§ **INSTRUCTIONS TO FOLLOW**
List each line of the data that holds the word "Scroll".
————————
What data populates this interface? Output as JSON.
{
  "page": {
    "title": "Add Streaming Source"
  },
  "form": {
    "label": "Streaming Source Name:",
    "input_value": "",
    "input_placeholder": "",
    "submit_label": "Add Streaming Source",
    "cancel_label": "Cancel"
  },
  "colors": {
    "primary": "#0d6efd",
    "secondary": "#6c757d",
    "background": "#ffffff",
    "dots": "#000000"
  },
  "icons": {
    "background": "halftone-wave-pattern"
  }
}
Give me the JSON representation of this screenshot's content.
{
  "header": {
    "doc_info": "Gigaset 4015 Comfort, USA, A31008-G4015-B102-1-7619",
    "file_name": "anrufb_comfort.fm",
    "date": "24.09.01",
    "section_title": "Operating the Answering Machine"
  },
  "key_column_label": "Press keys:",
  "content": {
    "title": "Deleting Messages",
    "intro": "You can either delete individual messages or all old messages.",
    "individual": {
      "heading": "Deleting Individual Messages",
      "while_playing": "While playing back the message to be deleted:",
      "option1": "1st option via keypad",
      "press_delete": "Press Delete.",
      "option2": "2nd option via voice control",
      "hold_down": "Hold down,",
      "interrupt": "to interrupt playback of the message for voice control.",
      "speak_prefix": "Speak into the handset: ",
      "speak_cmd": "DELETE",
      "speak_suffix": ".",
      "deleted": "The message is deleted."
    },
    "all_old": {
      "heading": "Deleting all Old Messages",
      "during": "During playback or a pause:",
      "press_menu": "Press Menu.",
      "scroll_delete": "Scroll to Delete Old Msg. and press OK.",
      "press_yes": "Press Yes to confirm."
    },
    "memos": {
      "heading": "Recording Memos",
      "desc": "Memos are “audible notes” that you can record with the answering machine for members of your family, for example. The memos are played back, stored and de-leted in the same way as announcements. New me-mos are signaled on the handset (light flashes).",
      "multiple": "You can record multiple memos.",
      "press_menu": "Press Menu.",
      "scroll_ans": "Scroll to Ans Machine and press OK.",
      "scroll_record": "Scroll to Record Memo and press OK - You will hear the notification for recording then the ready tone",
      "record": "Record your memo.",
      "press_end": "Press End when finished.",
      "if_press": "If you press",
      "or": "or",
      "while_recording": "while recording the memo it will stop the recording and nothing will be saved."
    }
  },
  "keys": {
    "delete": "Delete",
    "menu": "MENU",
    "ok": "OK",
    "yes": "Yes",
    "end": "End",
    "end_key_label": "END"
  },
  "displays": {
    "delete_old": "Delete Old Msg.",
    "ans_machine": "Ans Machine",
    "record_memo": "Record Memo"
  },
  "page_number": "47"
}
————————
§ **REPLY TO THE EXERCISE**
      "scroll_delete": "Scroll to Delete Old Msg. and press OK.",
      "scroll_ans": "Scroll to Ans Machine and press OK.",
      "scroll_record": "Scroll to Record Memo and press OK - You will hear the notification for recording then the ready tone",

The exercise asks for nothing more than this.